EXERCISE OBJECTIVE:
Each line of the records below that holds "this" should be copied out.

-*-

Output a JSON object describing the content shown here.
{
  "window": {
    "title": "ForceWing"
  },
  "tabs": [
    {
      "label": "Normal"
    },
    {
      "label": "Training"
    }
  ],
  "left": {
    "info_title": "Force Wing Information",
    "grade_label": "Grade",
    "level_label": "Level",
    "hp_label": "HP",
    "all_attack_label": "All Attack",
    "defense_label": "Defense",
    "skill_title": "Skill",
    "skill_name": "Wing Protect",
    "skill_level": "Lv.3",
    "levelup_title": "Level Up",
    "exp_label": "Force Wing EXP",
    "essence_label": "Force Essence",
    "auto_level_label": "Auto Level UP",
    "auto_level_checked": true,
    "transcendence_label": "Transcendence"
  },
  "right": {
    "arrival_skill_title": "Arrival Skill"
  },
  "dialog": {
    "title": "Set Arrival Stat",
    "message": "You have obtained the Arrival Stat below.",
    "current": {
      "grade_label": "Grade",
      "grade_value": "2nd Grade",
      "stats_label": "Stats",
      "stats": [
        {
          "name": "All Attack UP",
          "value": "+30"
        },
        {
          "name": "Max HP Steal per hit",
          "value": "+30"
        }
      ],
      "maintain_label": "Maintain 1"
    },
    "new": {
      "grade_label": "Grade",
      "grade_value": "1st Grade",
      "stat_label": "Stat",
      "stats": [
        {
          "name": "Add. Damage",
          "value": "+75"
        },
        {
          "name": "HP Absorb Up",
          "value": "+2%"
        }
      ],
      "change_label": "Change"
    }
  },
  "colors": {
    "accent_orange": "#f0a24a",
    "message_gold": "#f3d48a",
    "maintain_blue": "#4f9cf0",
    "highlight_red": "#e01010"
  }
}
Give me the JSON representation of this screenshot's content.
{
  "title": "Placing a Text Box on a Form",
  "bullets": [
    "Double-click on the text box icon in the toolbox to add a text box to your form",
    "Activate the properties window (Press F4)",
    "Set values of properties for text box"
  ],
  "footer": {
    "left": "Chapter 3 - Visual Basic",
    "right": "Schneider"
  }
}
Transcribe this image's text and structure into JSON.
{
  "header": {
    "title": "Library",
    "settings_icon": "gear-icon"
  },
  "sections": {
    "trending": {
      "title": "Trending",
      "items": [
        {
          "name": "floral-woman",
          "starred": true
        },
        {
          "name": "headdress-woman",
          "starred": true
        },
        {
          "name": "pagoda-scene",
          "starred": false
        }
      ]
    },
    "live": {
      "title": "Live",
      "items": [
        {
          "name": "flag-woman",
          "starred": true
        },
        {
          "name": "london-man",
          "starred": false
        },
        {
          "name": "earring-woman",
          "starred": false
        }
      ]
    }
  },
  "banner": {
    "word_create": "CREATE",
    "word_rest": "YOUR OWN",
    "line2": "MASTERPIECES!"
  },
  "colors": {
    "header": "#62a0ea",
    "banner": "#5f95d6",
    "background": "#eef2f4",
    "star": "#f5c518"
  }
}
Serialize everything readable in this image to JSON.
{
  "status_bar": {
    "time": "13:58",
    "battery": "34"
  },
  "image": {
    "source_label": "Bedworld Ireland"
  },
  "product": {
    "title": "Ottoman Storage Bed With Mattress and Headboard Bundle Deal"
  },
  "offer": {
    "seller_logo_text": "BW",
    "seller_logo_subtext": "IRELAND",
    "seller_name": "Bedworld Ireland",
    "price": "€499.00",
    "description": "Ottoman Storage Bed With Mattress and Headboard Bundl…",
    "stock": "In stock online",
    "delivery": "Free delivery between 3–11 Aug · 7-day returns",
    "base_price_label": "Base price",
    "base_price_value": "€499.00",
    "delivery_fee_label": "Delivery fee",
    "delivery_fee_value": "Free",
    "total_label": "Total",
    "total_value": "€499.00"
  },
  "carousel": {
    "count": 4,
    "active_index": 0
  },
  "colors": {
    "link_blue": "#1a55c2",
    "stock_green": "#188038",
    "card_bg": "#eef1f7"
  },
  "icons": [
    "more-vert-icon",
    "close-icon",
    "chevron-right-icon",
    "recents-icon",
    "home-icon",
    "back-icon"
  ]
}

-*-

TASK ANSWER:
Give me the JSON representation of this screenshot's content.
Transcribe this image's text and structure into JSON.
Serialize everything readable in this image to JSON.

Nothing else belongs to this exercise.